**** Supplied records

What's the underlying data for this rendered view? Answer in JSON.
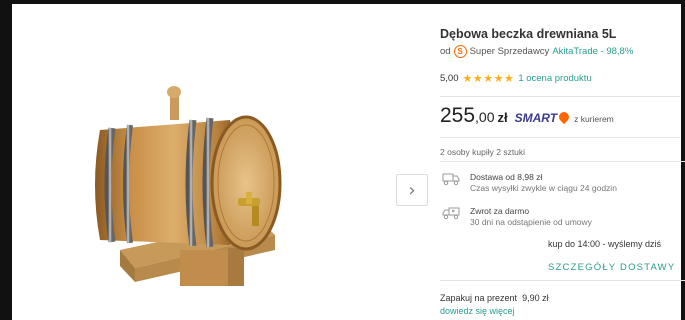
{
  "product": {
    "title": "Dębowa beczka drewniana 5L",
    "seller_prefix": "od",
    "seller_badge": "S",
    "seller_label": "Super Sprzedawcy",
    "seller_name": "AkitaTrade - 98,8%",
    "rating_value": "5,00",
    "stars": "★★★★★",
    "rating_count": "1 ocena produktu",
    "price_int": "255",
    "price_frac": ",00",
    "currency": "zł",
    "smart_label": "SMART",
    "smart_suffix": "z kurierem",
    "bought_info": "2 osoby kupiły 2 sztuki"
  },
  "shipping": {
    "delivery_title": "Dostawa od 8,98 zł",
    "delivery_sub": "Czas wysyłki zwykle w ciągu 24 godzin",
    "return_title": "Zwrot za darmo",
    "return_sub": "30 dni na odstąpienie od umowy",
    "cutoff": "kup do 14:00 - wyślemy dziś",
    "details_link": "SZCZEGÓŁY DOSTAWY"
  },
  "gift": {
    "label": "Zapakuj na prezent",
    "price": "9,90 zł",
    "link": "dowiedz się więcej"
  },
  "gallery": {
    "next_glyph": "›"
  },
  "colors": {
    "accent_green": "#2a9d8f",
    "star": "#fbae1a",
    "smart": "#3b3b8f",
    "orange": "#ff6600"
  }
}
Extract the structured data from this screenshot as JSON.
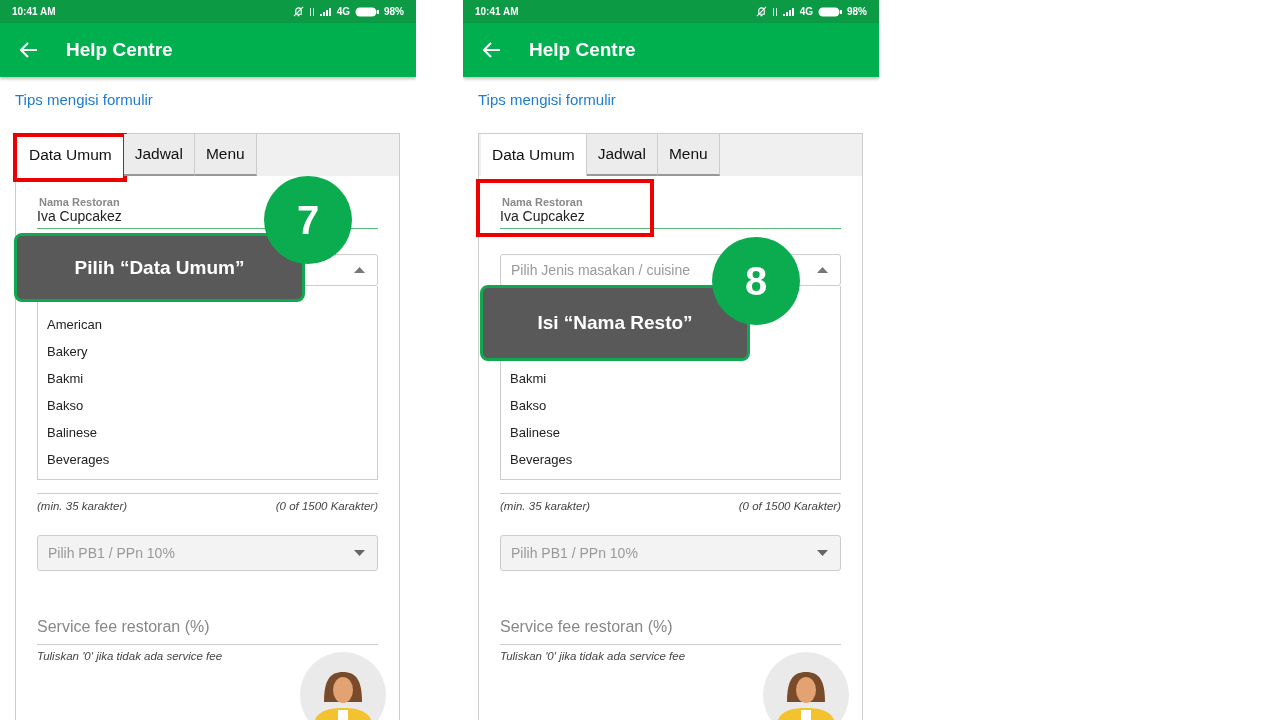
{
  "phones": [
    {
      "status_bar": {
        "time": "10:41 AM",
        "network": "4G",
        "battery": "98%"
      },
      "app_bar": {
        "title": "Help Centre"
      },
      "tips_link": "Tips mengisi formulir",
      "tabs": [
        {
          "label": "Data Umum",
          "selected": true,
          "highlighted": true
        },
        {
          "label": "Jadwal",
          "selected": false,
          "highlighted": false
        },
        {
          "label": "Menu",
          "selected": false,
          "highlighted": false
        }
      ],
      "form": {
        "name_label": "Nama Restoran",
        "name_value": "Iva Cupcakez",
        "name_highlighted": false,
        "cuisine_options": [
          {
            "label": "American",
            "selected": false
          },
          {
            "label": "Bakery",
            "selected": false
          },
          {
            "label": "Bakmi",
            "selected": false
          },
          {
            "label": "Bakso",
            "selected": false
          },
          {
            "label": "Balinese",
            "selected": false
          },
          {
            "label": "Beverages",
            "selected": false
          }
        ],
        "char_min": "(min. 35 karakter)",
        "char_count": "(0 of 1500 Karakter)",
        "tax_placeholder": "Pilih PB1 / PPn 10%",
        "service_fee_placeholder": "Service fee restoran (%)",
        "service_fee_hint": "Tuliskan '0' jika tidak ada service fee"
      },
      "callout": {
        "number": "7",
        "text": "Pilih “Data Umum”"
      }
    },
    {
      "status_bar": {
        "time": "10:41 AM",
        "network": "4G",
        "battery": "98%"
      },
      "app_bar": {
        "title": "Help Centre"
      },
      "tips_link": "Tips mengisi formulir",
      "tabs": [
        {
          "label": "Data Umum",
          "selected": true,
          "highlighted": false
        },
        {
          "label": "Jadwal",
          "selected": false,
          "highlighted": false
        },
        {
          "label": "Menu",
          "selected": false,
          "highlighted": false
        }
      ],
      "form": {
        "name_label": "Nama Restoran",
        "name_value": "Iva Cupcakez",
        "name_highlighted": true,
        "cuisine_placeholder": "Pilih Jenis masakan / cuisine",
        "cuisine_options": [
          {
            "label": "Bakmi",
            "selected": false
          },
          {
            "label": "Bakso",
            "selected": false
          },
          {
            "label": "Balinese",
            "selected": false
          },
          {
            "label": "Beverages",
            "selected": false
          }
        ],
        "char_min": "(min. 35 karakter)",
        "char_count": "(0 of 1500 Karakter)",
        "tax_placeholder": "Pilih PB1 / PPn 10%",
        "service_fee_placeholder": "Service fee restoran (%)",
        "service_fee_hint": "Tuliskan '0' jika tidak ada service fee"
      },
      "callout": {
        "number": "8",
        "text": "Isi “Nama Resto”"
      }
    }
  ]
}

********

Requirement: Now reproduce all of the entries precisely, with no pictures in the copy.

Solution for this task:
What's the underlying data for this rendered view? Answer in JSON.
{
  "product": {
    "title": "Dębowa beczka drewniana 5L",
    "seller_prefix": "od",
    "seller_badge": "S",
    "seller_label": "Super Sprzedawcy",
    "seller_name": "AkitaTrade - 98,8%",
    "rating_value": "5,00",
    "stars": "★★★★★",
    "rating_count": "1 ocena produktu",
    "price_int": "255",
    "price_frac": ",00",
    "currency": "zł",
    "smart_label": "SMART",
    "smart_suffix": "z kurierem",
    "bought_info": "2 osoby kupiły 2 sztuki"
  },
  "shipping": {
    "delivery_title": "Dostawa od 8,98 zł",
    "delivery_sub": "Czas wysyłki zwykle w ciągu 24 godzin",
    "return_title": "Zwrot za darmo",
    "return_sub": "30 dni na odstąpienie od umowy",
    "cutoff": "kup do 14:00 - wyślemy dziś",
    "details_link": "SZCZEGÓŁY DOSTAWY"
  },
  "gift": {
    "label": "Zapakuj na prezent",
    "price": "9,90 zł",
    "link": "dowiedz się więcej"
  },
  "gallery": {
    "next_glyph": "›"
  },
  "colors": {
    "accent_green": "#2a9d8f",
    "star": "#fbae1a",
    "smart": "#3b3b8f",
    "orange": "#ff6600"
  }
}
Extract the structured data from this screenshot as JSON.
{
  "phones": [
    {
      "status_bar": {
        "time": "10:41 AM",
        "network": "4G",
        "battery": "98%"
      },
      "app_bar": {
        "title": "Help Centre"
      },
      "tips_link": "Tips mengisi formulir",
      "tabs": [
        {
          "label": "Data Umum",
          "selected": true,
          "highlighted": true
        },
        {
          "label": "Jadwal",
          "selected": false,
          "highlighted": false
        },
        {
          "label": "Menu",
          "selected": false,
          "highlighted": false
        }
      ],
      "form": {
        "name_label": "Nama Restoran",
        "name_value": "Iva Cupcakez",
        "name_highlighted": false,
        "cuisine_options": [
          {
            "label": "American",
            "selected": false
          },
          {
            "label": "Bakery",
            "selected": false
          },
          {
            "label": "Bakmi",
            "selected": false
          },
          {
            "label": "Bakso",
            "selected": false
          },
          {
            "label": "Balinese",
            "selected": false
          },
          {
            "label": "Beverages",
            "selected": false
          }
        ],
        "char_min": "(min. 35 karakter)",
        "char_count": "(0 of 1500 Karakter)",
        "tax_placeholder": "Pilih PB1 / PPn 10%",
        "service_fee_placeholder": "Service fee restoran (%)",
        "service_fee_hint": "Tuliskan '0' jika tidak ada service fee"
      },
      "callout": {
        "number": "7",
        "text": "Pilih “Data Umum”"
      }
    },
    {
      "status_bar": {
        "time": "10:41 AM",
        "network": "4G",
        "battery": "98%"
      },
      "app_bar": {
        "title": "Help Centre"
      },
      "tips_link": "Tips mengisi formulir",
      "tabs": [
        {
          "label": "Data Umum",
          "selected": true,
          "highlighted": false
        },
        {
          "label": "Jadwal",
          "selected": false,
          "highlighted": false
        },
        {
          "label": "Menu",
          "selected": false,
          "highlighted": false
        }
      ],
      "form": {
        "name_label": "Nama Restoran",
        "name_value": "Iva Cupcakez",
        "name_highlighted": true,
        "cuisine_placeholder": "Pilih Jenis masakan / cuisine",
        "cuisine_options": [
          {
            "label": "Bakmi",
            "selected": false
          },
          {
            "label": "Bakso",
            "selected": false
          },
          {
            "label": "Balinese",
            "selected": false
          },
          {
            "label": "Beverages",
            "selected": false
          }
        ],
        "char_min": "(min. 35 karakter)",
        "char_count": "(0 of 1500 Karakter)",
        "tax_placeholder": "Pilih PB1 / PPn 10%",
        "service_fee_placeholder": "Service fee restoran (%)",
        "service_fee_hint": "Tuliskan '0' jika tidak ada service fee"
      },
      "callout": {
        "number": "8",
        "text": "Isi “Nama Resto”"
      }
    }
  ]
}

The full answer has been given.